A trust is a legal arrangement under state law governed by a written trust agreement by which property or assets are owned in the name of one or more trustees with a fiduciary responsibility to protect and manage the property for the benefit of another person or persons. A trust divides the ownership of property into two parts: the legal title, which is in the name of trustee, and the beneficial ownership interest, which is managed by the trustee for the benefit of the beneficiaries.
A trust is created by the signing of the trust agreement by the creator (also called the grantor or the settler of the trust) and the trustee. The trust agreement specifies the duties and obligations of the trustee and how the income and principal of the trust will be distributed to the named beneficiaries. Trusts provide considerable flexibility in transferring property from one generation to another.
A trust created during the creator’s lifetime is called an “inter vivos” trust or living trust. A living trust can be either a revocable trust or an irrevocable trust. A revocable trust is a trust that can be changed or revoked by the creator. An irrevocable trust cannot be changed or revoked by the creator (although an irrevocable trust can sometimes be changed or terminated by the trustee under certain circumstances).

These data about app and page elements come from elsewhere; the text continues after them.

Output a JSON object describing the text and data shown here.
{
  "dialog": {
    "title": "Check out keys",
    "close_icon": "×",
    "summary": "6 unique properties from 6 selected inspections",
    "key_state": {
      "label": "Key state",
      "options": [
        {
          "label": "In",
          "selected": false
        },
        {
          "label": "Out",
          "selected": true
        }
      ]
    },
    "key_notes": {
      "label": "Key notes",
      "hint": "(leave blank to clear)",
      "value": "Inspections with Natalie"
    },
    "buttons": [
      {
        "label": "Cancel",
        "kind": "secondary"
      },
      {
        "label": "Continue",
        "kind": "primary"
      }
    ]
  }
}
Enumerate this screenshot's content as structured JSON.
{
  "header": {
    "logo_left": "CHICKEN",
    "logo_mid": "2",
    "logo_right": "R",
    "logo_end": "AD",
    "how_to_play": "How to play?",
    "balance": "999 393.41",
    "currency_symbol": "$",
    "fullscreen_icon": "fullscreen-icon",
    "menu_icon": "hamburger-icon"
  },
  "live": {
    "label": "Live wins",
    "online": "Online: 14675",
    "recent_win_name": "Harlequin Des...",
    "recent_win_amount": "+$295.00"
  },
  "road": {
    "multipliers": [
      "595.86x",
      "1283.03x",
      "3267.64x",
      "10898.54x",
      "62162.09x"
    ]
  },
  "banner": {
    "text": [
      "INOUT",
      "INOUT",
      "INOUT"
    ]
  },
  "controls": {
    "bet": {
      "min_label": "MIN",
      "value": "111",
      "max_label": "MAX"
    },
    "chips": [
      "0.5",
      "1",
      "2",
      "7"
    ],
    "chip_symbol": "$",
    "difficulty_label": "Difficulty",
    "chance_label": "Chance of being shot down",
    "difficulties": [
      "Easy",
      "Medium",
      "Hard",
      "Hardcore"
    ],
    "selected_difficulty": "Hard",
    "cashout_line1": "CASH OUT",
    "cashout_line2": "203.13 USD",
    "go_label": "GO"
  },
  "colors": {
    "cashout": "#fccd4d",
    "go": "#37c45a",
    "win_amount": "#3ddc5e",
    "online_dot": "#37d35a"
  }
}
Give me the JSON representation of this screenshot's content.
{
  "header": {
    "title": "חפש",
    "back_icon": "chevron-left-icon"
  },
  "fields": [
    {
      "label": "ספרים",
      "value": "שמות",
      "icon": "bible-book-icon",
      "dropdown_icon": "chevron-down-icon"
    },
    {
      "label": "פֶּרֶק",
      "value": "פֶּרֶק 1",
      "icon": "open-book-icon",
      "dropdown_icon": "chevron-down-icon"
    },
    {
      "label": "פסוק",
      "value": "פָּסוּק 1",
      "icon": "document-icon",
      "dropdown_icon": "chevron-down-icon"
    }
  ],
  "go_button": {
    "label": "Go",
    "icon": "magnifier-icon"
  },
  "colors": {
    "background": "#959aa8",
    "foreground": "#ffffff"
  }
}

A trust created in a will when the creator dies is called a testamentary trust. It is a part of the creator’s estate plan. Testamentary trust is always an irrevocable trust, because the creator is not alive to change or revoke the trust.
Common Types of Trusts
Living trusts (revocable and irrevocable) and testamentary trusts can be created for many different purposes and are referred to using many different names depending on their main purpose, such as asset protection trust, charitable trust, special needs trust, credit shelter trust, bypass trust, dynasty trust, grantor trust, Crummey trust, life insurance trust, personal residence trust, and many others. Despite the variety of labels applied to them, all trusts are basically arrangements to hold and control property for the benefit of other people.
Trust As Part Of An Estate Plan is discussed in more detail in my book “Nothing But The Truth About Estate Planning, Probate And Living Trusts”. Download your copy here: Nothing But The Truth About Estate Planning, Probate And Living Trusts by Larry Israeloff CPA & tax attorney.
From a simple standpoint, many people initially think of an estate plan as having a will. On the more complicated end, some think of an estate plan as an elaborate arrangement only rich people need to plan
who gets what out of their millions of dollars. Most people think estate plans only apply to the ultra-wealthy.
But no matter how large or how modest, everyone has an estate. Your estate is comprised of everything you own— your car, home, bank accounts, investments, life insurance, furniture, personal possessions. And just like the wealthy, you probably want to control, with the least expense, how those things are given to the people or organizations you care most about. That is estate planning—making a written plan in advance with instructions stating whom you want to receive the things you own after you die.
Estate planning is not just for “the wealthy.” Good estate planning often means more to families with modest assets, because they can afford to lose the least.
The above is an excerpt from my book “Nothing But The Truth About Estate Planning, Probate, And Living Trusts.